→ **Task item**
Find the lines below in which the string "JSON" occurs. Copy each one.

→ **Information shown**
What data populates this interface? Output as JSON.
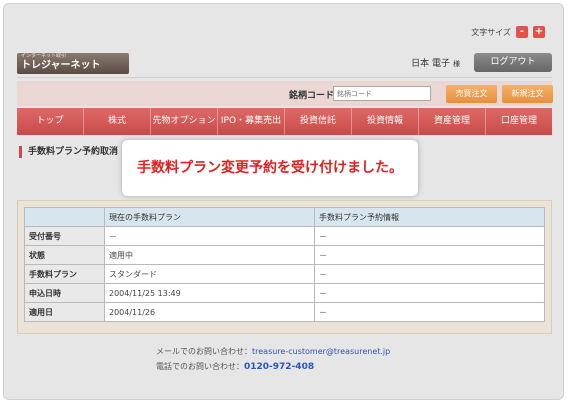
{
  "header": {
    "font_size_label": "文字サイズ",
    "font_minus": "-",
    "font_plus": "+",
    "logo_small": "インターネット取引",
    "logo_main": "トレジャーネット",
    "user_name": "日本 電子",
    "user_suffix": "様",
    "logout_label": "ログアウト"
  },
  "ticker": {
    "label": "銘柄コード",
    "placeholder": "銘柄コード",
    "sell_buy_label": "売買注文",
    "new_order_label": "新規注文"
  },
  "nav": {
    "items": [
      "トップ",
      "株式",
      "先物オプション",
      "IPO・募集売出",
      "投資信託",
      "投資情報",
      "資産管理",
      "口座管理"
    ]
  },
  "section_title": "手数料プラン予約取消",
  "popup_message": "手数料プラン変更予約を受け付けました。",
  "table": {
    "headers": [
      "",
      "現在の手数料プラン",
      "手数料プラン予約情報"
    ],
    "rows": [
      {
        "label": "受付番号",
        "current": "－",
        "reserved": "－"
      },
      {
        "label": "状態",
        "current": "適用中",
        "reserved": "－"
      },
      {
        "label": "手数料プラン",
        "current": "スタンダード",
        "reserved": "－"
      },
      {
        "label": "申込日時",
        "current": "2004/11/25 13:49",
        "reserved": "－"
      },
      {
        "label": "適用日",
        "current": "2004/11/26",
        "reserved": "－"
      }
    ]
  },
  "contact": {
    "mail_prefix": "メールでのお問い合わせ：",
    "mail": "treasure-customer@treasurenet.jp",
    "tel_prefix": "電話でのお問い合わせ：",
    "tel": "0120-972-408"
  },
  "colors": {
    "nav_red": "#c94a48",
    "order_orange": "#e88f3a",
    "popup_text": "#e02020",
    "link_blue": "#2b55b8"
  }
}
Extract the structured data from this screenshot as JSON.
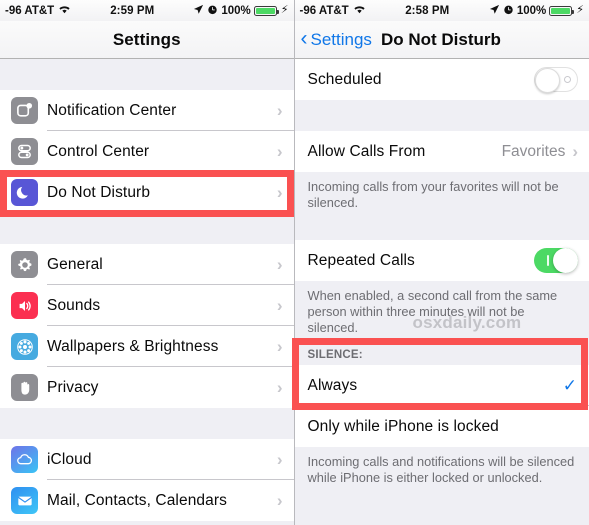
{
  "left_panel": {
    "status_bar": {
      "carrier": "-96 AT&T",
      "wifi_icon": "wifi-icon",
      "time": "2:59 PM",
      "location_icon": "location-arrow-icon",
      "alarm_icon": "alarm-clock-icon",
      "battery_percent": "100%",
      "battery_icon": "battery-icon",
      "charging_icon": "lightning-bolt-icon"
    },
    "nav": {
      "title": "Settings"
    },
    "groups": [
      {
        "items": [
          {
            "label": "Notification Center",
            "icon": "notification-center-icon",
            "icon_color": "#8e8e93",
            "accessory": "chevron-right-icon"
          },
          {
            "label": "Control Center",
            "icon": "control-center-icon",
            "icon_color": "#8e8e93",
            "accessory": "chevron-right-icon"
          },
          {
            "label": "Do Not Disturb",
            "icon": "do-not-disturb-moon-icon",
            "icon_color": "#5856d6",
            "accessory": "chevron-right-icon"
          }
        ]
      },
      {
        "items": [
          {
            "label": "General",
            "icon": "gear-icon",
            "icon_color": "#8e8e93",
            "accessory": "chevron-right-icon"
          },
          {
            "label": "Sounds",
            "icon": "speaker-icon",
            "icon_color": "#fb2f51",
            "accessory": "chevron-right-icon"
          },
          {
            "label": "Wallpapers & Brightness",
            "icon": "flower-icon",
            "icon_color": "#46aae0",
            "accessory": "chevron-right-icon"
          },
          {
            "label": "Privacy",
            "icon": "hand-icon",
            "icon_color": "#8e8e93",
            "accessory": "chevron-right-icon"
          }
        ]
      },
      {
        "items": [
          {
            "label": "iCloud",
            "icon": "cloud-icon",
            "icon_color": "#3ab4f2",
            "accessory": "chevron-right-icon"
          },
          {
            "label": "Mail, Contacts, Calendars",
            "icon": "envelope-icon",
            "icon_color": "#32a8f0",
            "accessory": "chevron-right-icon"
          }
        ]
      }
    ]
  },
  "right_panel": {
    "status_bar": {
      "carrier": "-96 AT&T",
      "wifi_icon": "wifi-icon",
      "time": "2:58 PM",
      "location_icon": "location-arrow-icon",
      "alarm_icon": "alarm-clock-icon",
      "battery_percent": "100%",
      "battery_icon": "battery-icon",
      "charging_icon": "lightning-bolt-icon"
    },
    "nav": {
      "back_label": "Settings",
      "back_icon": "chevron-left-icon",
      "title": "Do Not Disturb"
    },
    "scheduled": {
      "label": "Scheduled",
      "toggle_state": "off"
    },
    "allow_calls": {
      "label": "Allow Calls From",
      "value": "Favorites",
      "accessory": "chevron-right-icon",
      "description": "Incoming calls from your favorites will not be silenced."
    },
    "repeated_calls": {
      "label": "Repeated Calls",
      "toggle_state": "on",
      "description": "When enabled, a second call from the same person within three minutes will not be silenced."
    },
    "watermark": "osxdaily.com",
    "silence": {
      "section_header": "SILENCE:",
      "options": [
        {
          "label": "Always",
          "selected": true,
          "accessory": "checkmark-icon"
        },
        {
          "label": "Only while iPhone is locked",
          "selected": false,
          "accessory": ""
        }
      ],
      "description": "Incoming calls and notifications will be silenced while iPhone is either locked or unlocked."
    }
  },
  "annotations": {
    "highlight_color": "#fa5151",
    "boxes": [
      {
        "name": "do-not-disturb-row-highlight"
      },
      {
        "name": "silence-always-highlight"
      }
    ]
  }
}
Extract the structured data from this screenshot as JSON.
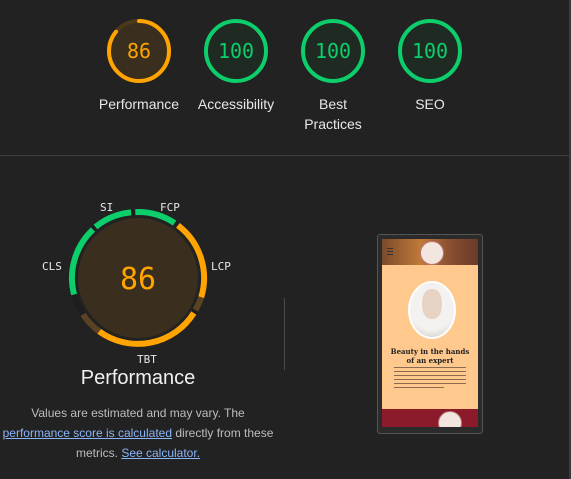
{
  "categories": [
    {
      "label": "Performance",
      "score": "86",
      "level": 0.86,
      "color": "#ffa400",
      "ring_bg": "#4a3a1a",
      "fill": "#3a2f1e"
    },
    {
      "label": "Accessibility",
      "score": "100",
      "level": 1.0,
      "color": "#0cce6b",
      "ring_bg": "#1d3d2a",
      "fill": "#1f2a22"
    },
    {
      "label_line1": "Best",
      "label_line2": "Practices",
      "score": "100",
      "level": 1.0,
      "color": "#0cce6b",
      "ring_bg": "#1d3d2a",
      "fill": "#1f2a22"
    },
    {
      "label": "SEO",
      "score": "100",
      "level": 1.0,
      "color": "#0cce6b",
      "ring_bg": "#1d3d2a",
      "fill": "#1f2a22"
    }
  ],
  "performance": {
    "score": "86",
    "title": "Performance",
    "metrics": {
      "si": "SI",
      "fcp": "FCP",
      "lcp": "LCP",
      "tbt": "TBT",
      "cls": "CLS"
    },
    "note_1": "Values are estimated and may vary. The",
    "note_link_1": "performance score is calculated",
    "note_2": " directly from these",
    "note_3": "metrics. ",
    "note_link_2": "See calculator.",
    "colors": {
      "good": "#0cce6b",
      "average": "#ffa400",
      "dim": "#5a4322",
      "center": "#3a2f1e"
    }
  },
  "preview": {
    "heading_line1": "Beauty in the hands",
    "heading_line2": "of an expert"
  }
}
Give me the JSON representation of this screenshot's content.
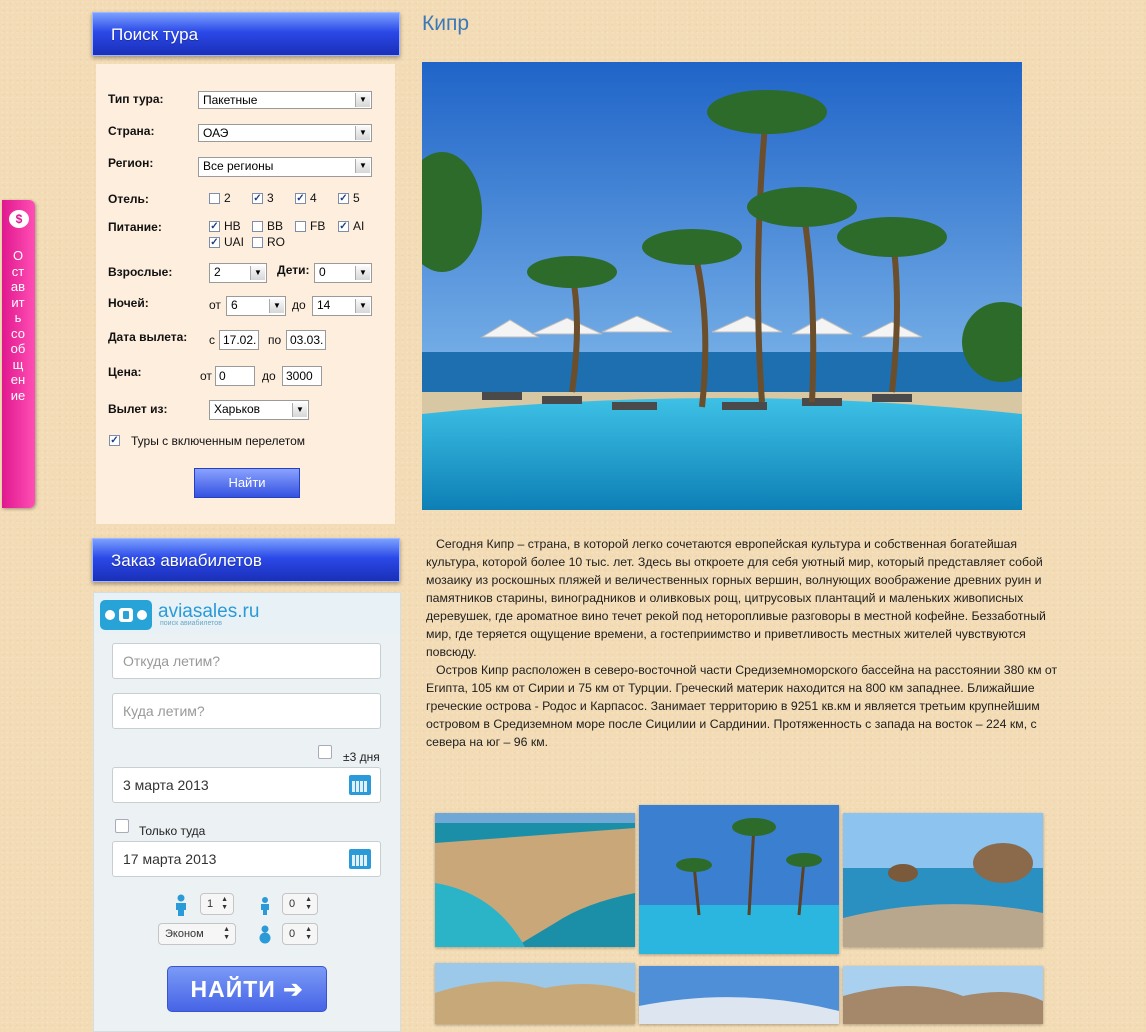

→ **Result for this exercise**
What data populates this interface? Output as JSON.
Extract the structured data from this screenshot as JSON.
Extract the structured data from this screenshot as JSON.
Give me the JSON representation of this screenshot's content.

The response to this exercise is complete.